  Macro Algae covered Rock - Such areas make up great expanses of area that I feel does the majority of nutrient capture from shore based run off that makes it possible for the nearby shore fringing coral reefs to exsist. I would love to see exporters keep such live rock intact with its macro algae when collected and shipped overseas. The diversity of life forms that can be found living with the shelter of such macro algae is truly amazing. I can and do spend hours upon hours with a single sprig of macro algae under a dissecting scope being astounded by just how much life can be found in such a small world. If you have gone through my hitch hiker pages, the vast majority of the animals shown have come from just such live rock. Just as the SeaGrass habitats provide for, these macro algae rock habitats would also make for an excellent refugium as well as a show display. Even in such algae dominated areas, there are a good many corals to be found scattered in amongst it all. Most notably, the porites and pavona species.

  This is but one of a great many examples of coral formations, groupings that I see on the natrual reefs here. In due time, I plan to add quite a few examples of how and where corals grow to give you an idea of the great variations we can try to emulate within our display aquariums.

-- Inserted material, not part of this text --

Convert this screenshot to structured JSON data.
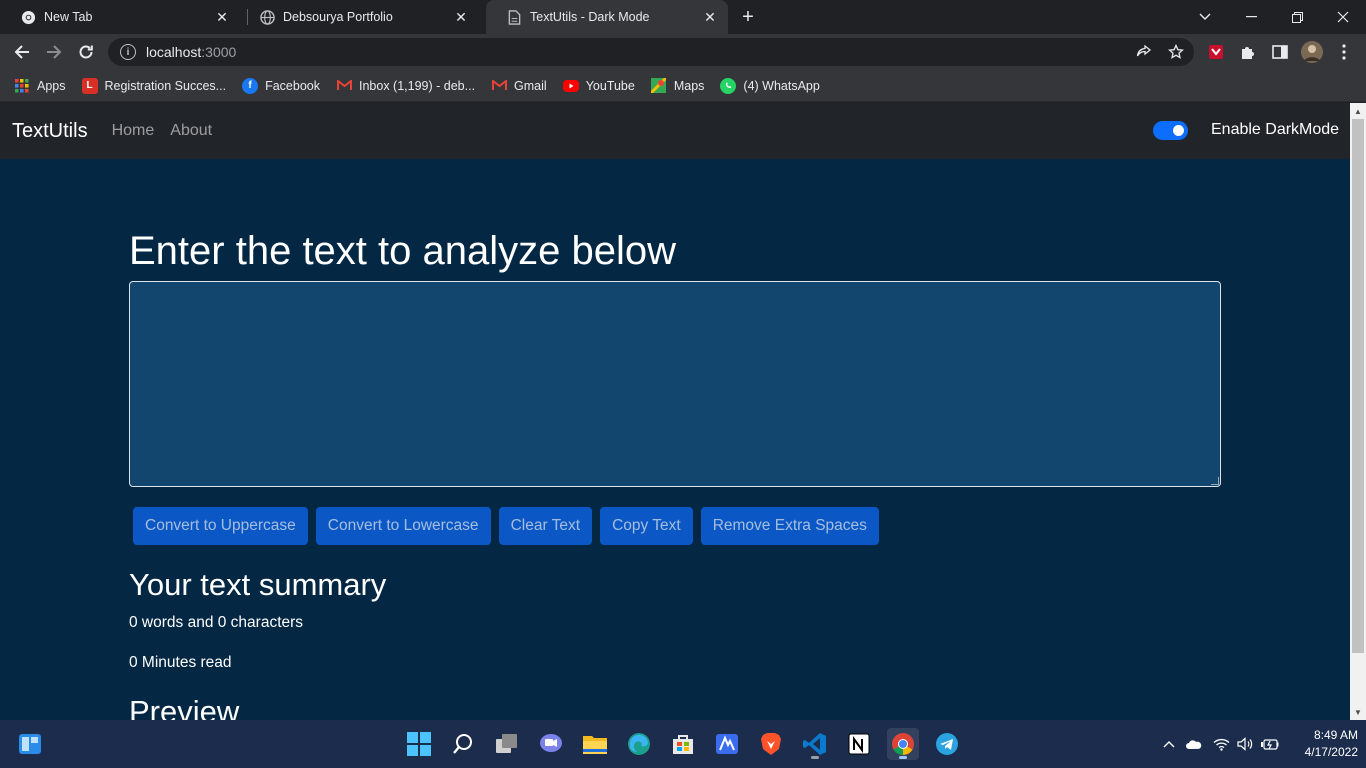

Species selection is of great importance when doing so. Again, if you take a close look at the species living in such a tightly packed wall as shown in the above photo, it will give you a good idea of how such a biotope can be achieved.

The Reality of a Glass Box  -  While I am sure that most of us reef keeping fanatics would love to be able to have and maintain all of the diversity of life found within any given area of a natural reef, there is one, great, limiting factor that we have to contend with, and thats the simple fact that even with the largest of aquariums, they are in relative terms compared to the expanses of a reef, extremely small, confined spaces.
   On a natural reef, any herbivore grazers, or predators tend to take a nip here, a bite there, and move on. Thus giving that area a good deal of time to recover before the next nip and bite occurs. That and having an oceans worth of plankton being washed over such areas, constantly having multitudes of life forms dropping out of the plankton to colonize any new territory, how ever small, that nips and bites open up. Something that is highly unlikely to happen within a small glass box. As such, we have no choice but to place limits on such animals that do the nipping and biting within our aquariums. Having a wrasse, crab or any predator confined in such a small area will quickly deplete any life forms that are surviving and living on our substrates (rock/sand). Which is why I insist on placing any rock that I collect into a small holding tank for a few days to allow me to look it over for any obvious predators that if allowed loose into my aquarium, would have the same effect as tossing a wolf into a pen full of sheep. Within a week or two, you will end up with a very fat wolf standing in a sheep free pen. The only way that I know of to get around such a scenario is to have an open loop to a tropical ocean to get the constant influx of new planktonic life forms or by limiting / removing all possible predators. While doing such removals may seem to go against the whole concept of "diversity", it is simply a fact of aquarium life that we must deal with to maintain any semblance of diversity. If not, you will quickly end up with nothing more than a bunch of corals parked on top of some coralline encrusted rocks and thats it. Not something that I can honestly call a "reef" aquarium, doing so, would to me, be the same as putting a bunch of tropical potted plants on the back porch and claiming that you have a rain forest. Besides, I am willing to bet that you have at one time noticed a tiny "critter" growing or crawling about and were thrilled at the sight. Why not take the effort to encourage as many of those "critters" as you can? It really does add so much more to the enjoyment of "Reef" keeping.

This mirror is being hosted with the permissions of the original content creator for preservation and educational purposes.